» **Exercise details**:
Track down each line below containing the string "true" and copy it.

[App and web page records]
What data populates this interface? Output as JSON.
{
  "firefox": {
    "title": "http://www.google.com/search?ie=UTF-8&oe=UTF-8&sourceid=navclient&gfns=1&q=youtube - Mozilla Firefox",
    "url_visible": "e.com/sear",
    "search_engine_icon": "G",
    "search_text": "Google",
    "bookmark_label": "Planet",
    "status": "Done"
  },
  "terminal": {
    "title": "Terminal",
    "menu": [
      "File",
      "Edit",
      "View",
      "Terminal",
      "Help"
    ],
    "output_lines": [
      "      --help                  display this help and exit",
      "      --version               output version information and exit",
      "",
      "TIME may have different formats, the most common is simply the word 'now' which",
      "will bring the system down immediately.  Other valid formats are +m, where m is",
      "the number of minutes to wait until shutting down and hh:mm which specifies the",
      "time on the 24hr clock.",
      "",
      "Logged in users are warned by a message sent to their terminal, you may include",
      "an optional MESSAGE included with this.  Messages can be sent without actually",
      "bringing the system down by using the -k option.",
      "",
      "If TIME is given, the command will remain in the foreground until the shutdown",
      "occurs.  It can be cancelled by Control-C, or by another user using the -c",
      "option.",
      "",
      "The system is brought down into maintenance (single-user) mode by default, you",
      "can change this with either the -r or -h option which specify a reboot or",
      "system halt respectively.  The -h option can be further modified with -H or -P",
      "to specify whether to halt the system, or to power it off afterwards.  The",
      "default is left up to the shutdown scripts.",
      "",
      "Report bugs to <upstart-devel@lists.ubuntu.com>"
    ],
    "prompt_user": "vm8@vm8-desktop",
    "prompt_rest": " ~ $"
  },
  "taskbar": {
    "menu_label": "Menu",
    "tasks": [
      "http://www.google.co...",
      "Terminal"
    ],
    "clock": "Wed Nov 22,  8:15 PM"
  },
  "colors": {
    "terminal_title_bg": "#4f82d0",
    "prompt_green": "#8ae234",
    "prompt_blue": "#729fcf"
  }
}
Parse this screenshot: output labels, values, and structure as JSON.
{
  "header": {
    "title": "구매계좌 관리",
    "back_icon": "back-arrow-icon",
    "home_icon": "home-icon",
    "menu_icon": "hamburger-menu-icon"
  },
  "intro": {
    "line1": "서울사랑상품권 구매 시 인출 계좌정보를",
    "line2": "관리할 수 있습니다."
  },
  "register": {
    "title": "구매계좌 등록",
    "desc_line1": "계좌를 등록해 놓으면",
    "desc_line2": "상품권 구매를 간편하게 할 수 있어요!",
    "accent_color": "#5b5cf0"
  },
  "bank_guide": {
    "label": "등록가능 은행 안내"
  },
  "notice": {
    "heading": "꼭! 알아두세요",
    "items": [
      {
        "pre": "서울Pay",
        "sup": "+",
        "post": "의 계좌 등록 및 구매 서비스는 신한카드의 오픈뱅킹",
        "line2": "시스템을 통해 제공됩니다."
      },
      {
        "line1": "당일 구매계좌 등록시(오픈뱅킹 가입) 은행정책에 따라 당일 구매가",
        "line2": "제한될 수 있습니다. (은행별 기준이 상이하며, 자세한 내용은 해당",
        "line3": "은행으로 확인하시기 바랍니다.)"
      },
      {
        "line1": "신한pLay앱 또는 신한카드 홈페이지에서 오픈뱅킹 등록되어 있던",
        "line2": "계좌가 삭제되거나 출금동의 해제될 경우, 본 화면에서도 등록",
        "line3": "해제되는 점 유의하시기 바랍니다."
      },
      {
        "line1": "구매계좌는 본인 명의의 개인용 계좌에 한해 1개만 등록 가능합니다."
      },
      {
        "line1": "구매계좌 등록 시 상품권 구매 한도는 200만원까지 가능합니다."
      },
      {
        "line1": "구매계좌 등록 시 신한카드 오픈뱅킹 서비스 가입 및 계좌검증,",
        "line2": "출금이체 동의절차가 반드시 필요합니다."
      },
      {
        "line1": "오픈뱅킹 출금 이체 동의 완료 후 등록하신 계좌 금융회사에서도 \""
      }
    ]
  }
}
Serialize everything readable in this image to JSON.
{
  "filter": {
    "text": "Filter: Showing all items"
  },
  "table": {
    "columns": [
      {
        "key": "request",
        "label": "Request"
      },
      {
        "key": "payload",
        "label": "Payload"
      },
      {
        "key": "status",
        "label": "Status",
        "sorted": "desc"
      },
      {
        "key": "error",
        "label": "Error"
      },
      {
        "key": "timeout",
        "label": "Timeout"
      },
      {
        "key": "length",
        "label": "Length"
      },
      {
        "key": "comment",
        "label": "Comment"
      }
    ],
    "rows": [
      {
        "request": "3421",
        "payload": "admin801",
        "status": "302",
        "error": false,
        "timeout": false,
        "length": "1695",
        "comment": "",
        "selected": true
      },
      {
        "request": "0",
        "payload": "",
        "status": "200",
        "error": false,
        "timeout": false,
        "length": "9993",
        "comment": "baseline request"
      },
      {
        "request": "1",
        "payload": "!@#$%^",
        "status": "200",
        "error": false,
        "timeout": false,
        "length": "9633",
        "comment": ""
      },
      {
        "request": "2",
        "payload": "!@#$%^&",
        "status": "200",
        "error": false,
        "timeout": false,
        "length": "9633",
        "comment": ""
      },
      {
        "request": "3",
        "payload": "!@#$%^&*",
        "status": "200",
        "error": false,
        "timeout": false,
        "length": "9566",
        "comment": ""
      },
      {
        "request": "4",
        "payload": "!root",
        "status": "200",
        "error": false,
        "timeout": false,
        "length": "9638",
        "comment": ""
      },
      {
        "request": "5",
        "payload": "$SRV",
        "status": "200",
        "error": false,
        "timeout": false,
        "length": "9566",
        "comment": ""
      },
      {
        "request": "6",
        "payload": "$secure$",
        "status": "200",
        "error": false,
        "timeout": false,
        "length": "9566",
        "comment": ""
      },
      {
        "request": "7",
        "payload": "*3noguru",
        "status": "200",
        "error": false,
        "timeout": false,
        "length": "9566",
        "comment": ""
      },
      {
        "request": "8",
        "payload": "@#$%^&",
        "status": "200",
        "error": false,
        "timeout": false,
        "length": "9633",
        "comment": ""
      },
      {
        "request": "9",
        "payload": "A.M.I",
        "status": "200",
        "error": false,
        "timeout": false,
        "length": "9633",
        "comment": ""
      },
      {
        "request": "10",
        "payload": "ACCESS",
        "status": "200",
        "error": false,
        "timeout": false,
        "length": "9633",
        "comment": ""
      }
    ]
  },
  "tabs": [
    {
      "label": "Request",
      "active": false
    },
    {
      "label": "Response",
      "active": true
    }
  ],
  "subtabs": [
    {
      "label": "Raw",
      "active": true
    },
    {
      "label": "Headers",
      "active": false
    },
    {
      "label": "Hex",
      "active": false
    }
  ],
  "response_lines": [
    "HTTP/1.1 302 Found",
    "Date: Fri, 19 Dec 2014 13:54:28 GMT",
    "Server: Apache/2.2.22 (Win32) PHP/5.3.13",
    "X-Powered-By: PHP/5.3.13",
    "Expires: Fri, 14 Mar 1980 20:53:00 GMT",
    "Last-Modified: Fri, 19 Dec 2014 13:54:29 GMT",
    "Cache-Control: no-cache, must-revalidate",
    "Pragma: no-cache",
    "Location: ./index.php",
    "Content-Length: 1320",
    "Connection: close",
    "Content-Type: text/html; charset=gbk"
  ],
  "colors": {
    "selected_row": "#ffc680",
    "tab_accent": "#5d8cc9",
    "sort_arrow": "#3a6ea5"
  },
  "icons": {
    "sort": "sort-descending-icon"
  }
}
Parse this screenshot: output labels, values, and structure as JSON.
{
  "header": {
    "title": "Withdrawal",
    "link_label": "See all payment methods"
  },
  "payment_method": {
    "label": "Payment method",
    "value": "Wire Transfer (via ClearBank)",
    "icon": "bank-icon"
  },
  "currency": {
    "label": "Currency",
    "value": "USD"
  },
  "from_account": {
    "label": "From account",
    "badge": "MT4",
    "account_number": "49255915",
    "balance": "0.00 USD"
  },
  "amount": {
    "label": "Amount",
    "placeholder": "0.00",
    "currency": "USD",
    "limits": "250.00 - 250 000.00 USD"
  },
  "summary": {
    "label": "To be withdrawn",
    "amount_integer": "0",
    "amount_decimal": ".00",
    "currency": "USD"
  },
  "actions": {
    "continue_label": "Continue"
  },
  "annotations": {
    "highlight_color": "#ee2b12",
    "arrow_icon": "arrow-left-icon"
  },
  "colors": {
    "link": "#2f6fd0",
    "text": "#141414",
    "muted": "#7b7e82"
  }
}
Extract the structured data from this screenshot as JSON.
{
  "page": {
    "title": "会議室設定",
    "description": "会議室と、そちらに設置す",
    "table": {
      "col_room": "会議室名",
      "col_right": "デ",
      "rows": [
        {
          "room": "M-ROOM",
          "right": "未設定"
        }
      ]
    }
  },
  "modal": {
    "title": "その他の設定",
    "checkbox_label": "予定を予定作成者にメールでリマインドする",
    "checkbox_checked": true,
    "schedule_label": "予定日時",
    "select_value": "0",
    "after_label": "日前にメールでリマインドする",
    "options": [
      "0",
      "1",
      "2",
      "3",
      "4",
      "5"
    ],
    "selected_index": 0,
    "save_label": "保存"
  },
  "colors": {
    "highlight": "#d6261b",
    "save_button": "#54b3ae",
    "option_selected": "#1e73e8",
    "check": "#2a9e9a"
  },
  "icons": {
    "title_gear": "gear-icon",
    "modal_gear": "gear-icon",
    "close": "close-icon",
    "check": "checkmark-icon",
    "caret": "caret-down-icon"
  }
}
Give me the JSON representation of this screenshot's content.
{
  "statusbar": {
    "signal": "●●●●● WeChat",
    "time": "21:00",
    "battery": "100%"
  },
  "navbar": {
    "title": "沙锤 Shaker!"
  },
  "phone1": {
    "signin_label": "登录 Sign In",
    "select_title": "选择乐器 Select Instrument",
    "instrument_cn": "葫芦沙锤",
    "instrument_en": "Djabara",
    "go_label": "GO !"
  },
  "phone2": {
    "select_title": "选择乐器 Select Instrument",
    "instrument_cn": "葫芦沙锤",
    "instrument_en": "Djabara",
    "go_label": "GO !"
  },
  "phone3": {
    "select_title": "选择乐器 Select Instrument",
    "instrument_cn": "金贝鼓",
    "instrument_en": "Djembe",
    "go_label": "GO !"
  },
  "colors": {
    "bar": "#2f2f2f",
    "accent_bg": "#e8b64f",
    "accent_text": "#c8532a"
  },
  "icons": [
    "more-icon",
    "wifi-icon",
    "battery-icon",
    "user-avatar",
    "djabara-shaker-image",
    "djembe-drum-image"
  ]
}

» **Result below**:
        "selected": true
      "active": true
      "active": true
    "checkbox_checked": true,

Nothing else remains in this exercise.